Back when the Reading Terminal was still an actual train station and not a Convention Center meeting hall, there was a constant stream of trains rumbling through the West Poplar and Callowhill neighborhoods on an elevated viaduct. That viaduct, of course, is currently in the midst of a transformation into the Rail Park, a new public space whose first section opened to the public just this past summer. The last station before the final terminal was located at 9th & Spring Garden, and you can still see its blighted remains today. Right next to the Spring Garden station, at 915 Spring Garden St., the Reading Railroad built a five-story building, which it used as office space for many years. In case you weren’t sure who was using the building back in the early 1900s, they even were kind enough to carve the name of the company into the facade, above the front door.
Over the course of the 20th century, the building was used for many purposes, including as a textile factory, as a printer, for storage, and as artist studios. It’s currently under construction though, and soon enough, all of its past uses will be making of comeback of sorts.
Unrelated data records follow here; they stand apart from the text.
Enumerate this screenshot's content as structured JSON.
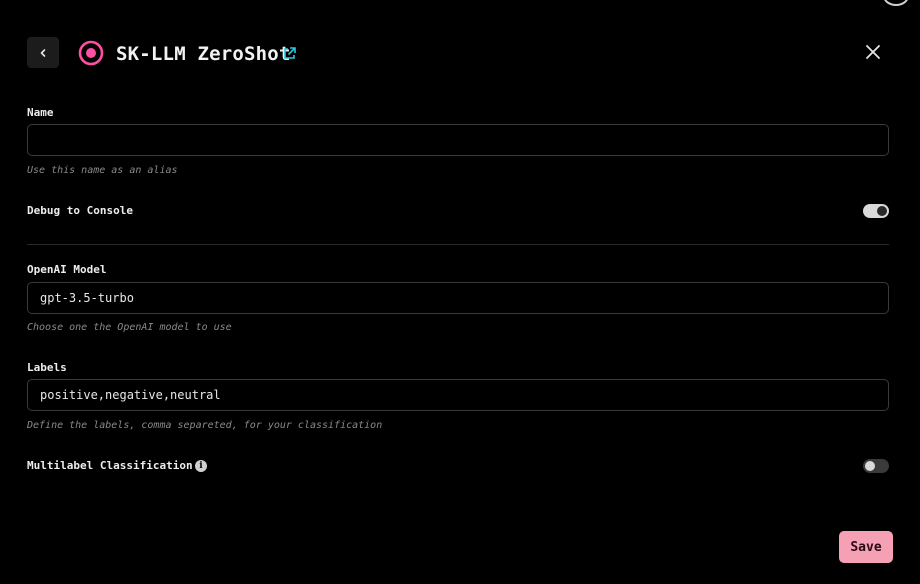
{
  "header": {
    "title": "SK-LLM ZeroShot",
    "accent_color": "#ff4fa0",
    "link_color": "#29c8e0"
  },
  "form": {
    "name": {
      "label": "Name",
      "value": "",
      "placeholder": "",
      "hint": "Use this name as an alias"
    },
    "debug": {
      "label": "Debug to Console",
      "enabled": true
    },
    "model": {
      "label": "OpenAI Model",
      "value": "gpt-3.5-turbo",
      "hint": "Choose one the OpenAI model to use"
    },
    "labels": {
      "label": "Labels",
      "value": "positive,negative,neutral",
      "hint": "Define the labels, comma separeted, for your classification"
    },
    "multilabel": {
      "label": "Multilabel Classification",
      "enabled": false
    }
  },
  "actions": {
    "save_label": "Save"
  }
}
Over the last several years, a company called Arts and Crafts Holdings has purchased numerous buildings in this general part of town, spending a couple hundred million dollars in the process. It’s no shock then, that this group is behind the renovation efforts at 915 Spring Garden, and that they’re taking a page out of their own playbook, from 990 Spring Garden across the street. Like 990, 915 will have a brew pub on its first floor. Instead of Roy Pitz, look for Triple Bottom Brewing Company on the first floor. Triple Bottom is a great company not just because they brew beer (a noble pursuit), but because their mission includes a commitment to employing people with criminal backgrounds that need a second chance, and a strong eye toward environmentalism. The next two floors will include 40 artist studios, and the upper floors will have office space that will be sliced and diced as tenants require. It’s a very unique situation, that this building that was used as offices, for industrial purposes, and as artist space will soon include all those uses at the same time.
This project comes about at a transitional time for this area. We’ve tracked the slow progress on the Spring Garden commercial corridor over the last several years, and frankly expected more growth since the opening of Union Transfer on the 1000 block. Perhaps another brew pub will help move things forward. To the north, we’ve seen tremendous residential growth, with the Spring Arts Point project finally approaching the finish line, adding dozens of units to the neighborhood in the decade since it got started. And as we mentioned, the Rail Park is also an agent of change to the south, attracting new residents and businesses while bringing people to an area that nobody really visited, previously. Of course, with Arts and Crafts Holdings now one of the largest single landowners in this area, it will be incumbent upon them to work with folks that have been here for a long time to collaborate on the future of this part of town. No matter how the rest of the neighborhood might evolve in the years to come, 915 Spring Garden should make a fine addition.